Information provided
>>

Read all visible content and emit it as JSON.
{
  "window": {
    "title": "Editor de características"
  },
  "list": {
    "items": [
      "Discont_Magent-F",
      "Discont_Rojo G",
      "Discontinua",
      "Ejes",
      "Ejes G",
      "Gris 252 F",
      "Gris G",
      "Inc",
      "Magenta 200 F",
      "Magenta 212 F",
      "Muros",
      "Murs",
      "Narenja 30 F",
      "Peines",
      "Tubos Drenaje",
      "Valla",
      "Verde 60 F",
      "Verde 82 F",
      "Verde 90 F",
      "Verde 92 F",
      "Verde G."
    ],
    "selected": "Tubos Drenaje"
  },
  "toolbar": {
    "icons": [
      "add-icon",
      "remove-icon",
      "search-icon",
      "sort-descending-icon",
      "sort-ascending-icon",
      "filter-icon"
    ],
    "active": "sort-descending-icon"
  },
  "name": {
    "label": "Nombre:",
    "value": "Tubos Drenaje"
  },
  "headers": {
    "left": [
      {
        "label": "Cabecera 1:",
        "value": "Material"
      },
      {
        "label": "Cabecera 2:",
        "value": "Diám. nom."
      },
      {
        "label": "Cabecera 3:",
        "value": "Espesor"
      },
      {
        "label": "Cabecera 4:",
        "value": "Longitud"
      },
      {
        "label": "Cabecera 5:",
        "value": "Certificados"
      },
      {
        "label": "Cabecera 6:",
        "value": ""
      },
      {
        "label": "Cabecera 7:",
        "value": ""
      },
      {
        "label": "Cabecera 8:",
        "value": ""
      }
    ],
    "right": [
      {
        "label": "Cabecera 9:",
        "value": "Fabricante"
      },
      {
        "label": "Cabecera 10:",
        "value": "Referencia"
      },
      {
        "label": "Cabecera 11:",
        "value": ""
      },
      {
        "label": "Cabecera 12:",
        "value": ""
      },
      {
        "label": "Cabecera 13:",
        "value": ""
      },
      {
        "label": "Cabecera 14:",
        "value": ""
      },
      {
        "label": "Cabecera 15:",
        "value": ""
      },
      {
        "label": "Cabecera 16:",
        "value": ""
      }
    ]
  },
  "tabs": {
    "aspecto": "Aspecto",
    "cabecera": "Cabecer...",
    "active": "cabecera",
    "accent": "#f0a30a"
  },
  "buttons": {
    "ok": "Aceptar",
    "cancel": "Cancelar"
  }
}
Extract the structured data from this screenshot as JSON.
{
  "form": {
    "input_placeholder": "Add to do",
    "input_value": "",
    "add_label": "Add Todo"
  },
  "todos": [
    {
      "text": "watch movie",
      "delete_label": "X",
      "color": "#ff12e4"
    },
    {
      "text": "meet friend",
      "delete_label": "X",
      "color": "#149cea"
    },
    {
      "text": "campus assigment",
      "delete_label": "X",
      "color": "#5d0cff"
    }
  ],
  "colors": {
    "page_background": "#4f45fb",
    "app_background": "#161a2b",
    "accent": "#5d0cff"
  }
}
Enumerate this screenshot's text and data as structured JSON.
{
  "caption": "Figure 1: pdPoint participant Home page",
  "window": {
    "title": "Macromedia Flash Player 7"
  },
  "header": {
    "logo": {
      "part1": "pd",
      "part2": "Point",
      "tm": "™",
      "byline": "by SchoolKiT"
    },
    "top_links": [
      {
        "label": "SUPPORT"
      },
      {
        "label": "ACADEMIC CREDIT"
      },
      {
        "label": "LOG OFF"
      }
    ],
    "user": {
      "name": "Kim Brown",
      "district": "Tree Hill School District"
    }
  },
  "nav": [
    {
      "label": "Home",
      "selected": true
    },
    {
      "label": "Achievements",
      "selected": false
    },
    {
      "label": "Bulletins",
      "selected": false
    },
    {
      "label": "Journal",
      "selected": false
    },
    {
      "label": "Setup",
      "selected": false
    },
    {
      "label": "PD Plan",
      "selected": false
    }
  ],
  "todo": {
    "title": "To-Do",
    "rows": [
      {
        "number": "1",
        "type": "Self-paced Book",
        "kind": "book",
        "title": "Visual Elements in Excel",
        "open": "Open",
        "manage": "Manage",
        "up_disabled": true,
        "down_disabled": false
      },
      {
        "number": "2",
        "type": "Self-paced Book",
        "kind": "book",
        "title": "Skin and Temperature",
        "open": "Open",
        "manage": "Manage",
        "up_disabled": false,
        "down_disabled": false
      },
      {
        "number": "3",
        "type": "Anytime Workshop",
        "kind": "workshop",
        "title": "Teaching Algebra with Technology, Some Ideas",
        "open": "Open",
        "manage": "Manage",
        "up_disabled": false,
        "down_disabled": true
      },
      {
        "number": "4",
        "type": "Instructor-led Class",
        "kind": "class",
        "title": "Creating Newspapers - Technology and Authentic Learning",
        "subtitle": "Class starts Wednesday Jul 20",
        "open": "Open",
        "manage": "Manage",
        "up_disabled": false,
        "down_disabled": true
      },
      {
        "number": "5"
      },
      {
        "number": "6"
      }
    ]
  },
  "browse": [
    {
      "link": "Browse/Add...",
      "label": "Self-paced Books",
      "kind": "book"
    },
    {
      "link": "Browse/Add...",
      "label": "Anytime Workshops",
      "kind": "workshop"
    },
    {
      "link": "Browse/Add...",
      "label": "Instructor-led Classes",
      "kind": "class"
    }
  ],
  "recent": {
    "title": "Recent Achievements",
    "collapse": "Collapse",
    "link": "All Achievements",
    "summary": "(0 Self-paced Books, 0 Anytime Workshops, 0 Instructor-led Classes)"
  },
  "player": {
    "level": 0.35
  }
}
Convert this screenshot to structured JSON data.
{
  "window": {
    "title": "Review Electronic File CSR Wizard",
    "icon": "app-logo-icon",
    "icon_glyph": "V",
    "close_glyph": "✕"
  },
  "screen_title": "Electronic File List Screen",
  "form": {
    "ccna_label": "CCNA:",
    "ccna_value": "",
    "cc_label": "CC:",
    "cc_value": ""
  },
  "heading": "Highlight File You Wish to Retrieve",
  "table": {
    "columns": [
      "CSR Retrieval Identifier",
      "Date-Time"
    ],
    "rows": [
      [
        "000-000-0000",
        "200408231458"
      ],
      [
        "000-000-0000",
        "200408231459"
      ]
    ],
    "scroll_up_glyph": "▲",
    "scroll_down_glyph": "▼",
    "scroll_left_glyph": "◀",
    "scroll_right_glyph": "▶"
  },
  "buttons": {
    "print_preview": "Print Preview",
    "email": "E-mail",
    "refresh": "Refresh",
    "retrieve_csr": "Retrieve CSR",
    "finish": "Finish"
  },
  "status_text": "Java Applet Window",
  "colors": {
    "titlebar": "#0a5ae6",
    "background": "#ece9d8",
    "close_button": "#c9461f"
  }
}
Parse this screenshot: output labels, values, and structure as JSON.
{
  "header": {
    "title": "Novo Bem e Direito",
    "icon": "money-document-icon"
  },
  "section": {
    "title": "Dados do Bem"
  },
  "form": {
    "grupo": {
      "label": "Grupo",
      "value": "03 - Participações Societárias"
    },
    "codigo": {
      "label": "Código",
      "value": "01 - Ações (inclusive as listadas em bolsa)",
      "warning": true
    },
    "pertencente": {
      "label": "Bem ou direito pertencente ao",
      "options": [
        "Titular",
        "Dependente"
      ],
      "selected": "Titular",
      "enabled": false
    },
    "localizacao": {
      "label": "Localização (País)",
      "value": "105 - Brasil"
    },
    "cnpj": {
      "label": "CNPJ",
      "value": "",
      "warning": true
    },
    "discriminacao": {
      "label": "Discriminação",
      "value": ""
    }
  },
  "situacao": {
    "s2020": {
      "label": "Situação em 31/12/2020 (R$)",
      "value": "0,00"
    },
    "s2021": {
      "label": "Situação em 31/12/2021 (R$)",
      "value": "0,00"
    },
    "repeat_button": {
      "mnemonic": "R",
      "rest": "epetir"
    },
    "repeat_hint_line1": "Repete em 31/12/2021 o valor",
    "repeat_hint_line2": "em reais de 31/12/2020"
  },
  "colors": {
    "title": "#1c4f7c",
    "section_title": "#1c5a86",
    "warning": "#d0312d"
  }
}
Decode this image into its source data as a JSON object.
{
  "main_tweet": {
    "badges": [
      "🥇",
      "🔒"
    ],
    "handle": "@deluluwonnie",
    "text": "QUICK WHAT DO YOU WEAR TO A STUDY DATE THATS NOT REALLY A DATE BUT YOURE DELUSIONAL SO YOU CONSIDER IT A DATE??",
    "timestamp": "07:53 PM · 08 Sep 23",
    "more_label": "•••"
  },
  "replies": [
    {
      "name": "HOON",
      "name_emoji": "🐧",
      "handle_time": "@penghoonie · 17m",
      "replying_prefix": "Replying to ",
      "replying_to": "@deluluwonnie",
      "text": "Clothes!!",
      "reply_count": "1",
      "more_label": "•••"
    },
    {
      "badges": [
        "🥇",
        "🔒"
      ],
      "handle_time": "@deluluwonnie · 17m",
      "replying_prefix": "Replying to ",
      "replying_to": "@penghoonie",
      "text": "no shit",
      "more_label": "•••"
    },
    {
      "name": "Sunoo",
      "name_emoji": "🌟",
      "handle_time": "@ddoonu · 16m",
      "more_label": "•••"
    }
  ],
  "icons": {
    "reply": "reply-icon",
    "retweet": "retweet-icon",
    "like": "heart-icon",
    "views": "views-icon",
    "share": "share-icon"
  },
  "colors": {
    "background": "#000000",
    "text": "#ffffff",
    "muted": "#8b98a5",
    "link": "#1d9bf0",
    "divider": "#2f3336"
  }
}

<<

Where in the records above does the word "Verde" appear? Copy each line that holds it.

Task result
      "Verde 60 F",
      "Verde 82 F",
      "Verde 90 F",
      "Verde 92 F",
      "Verde G."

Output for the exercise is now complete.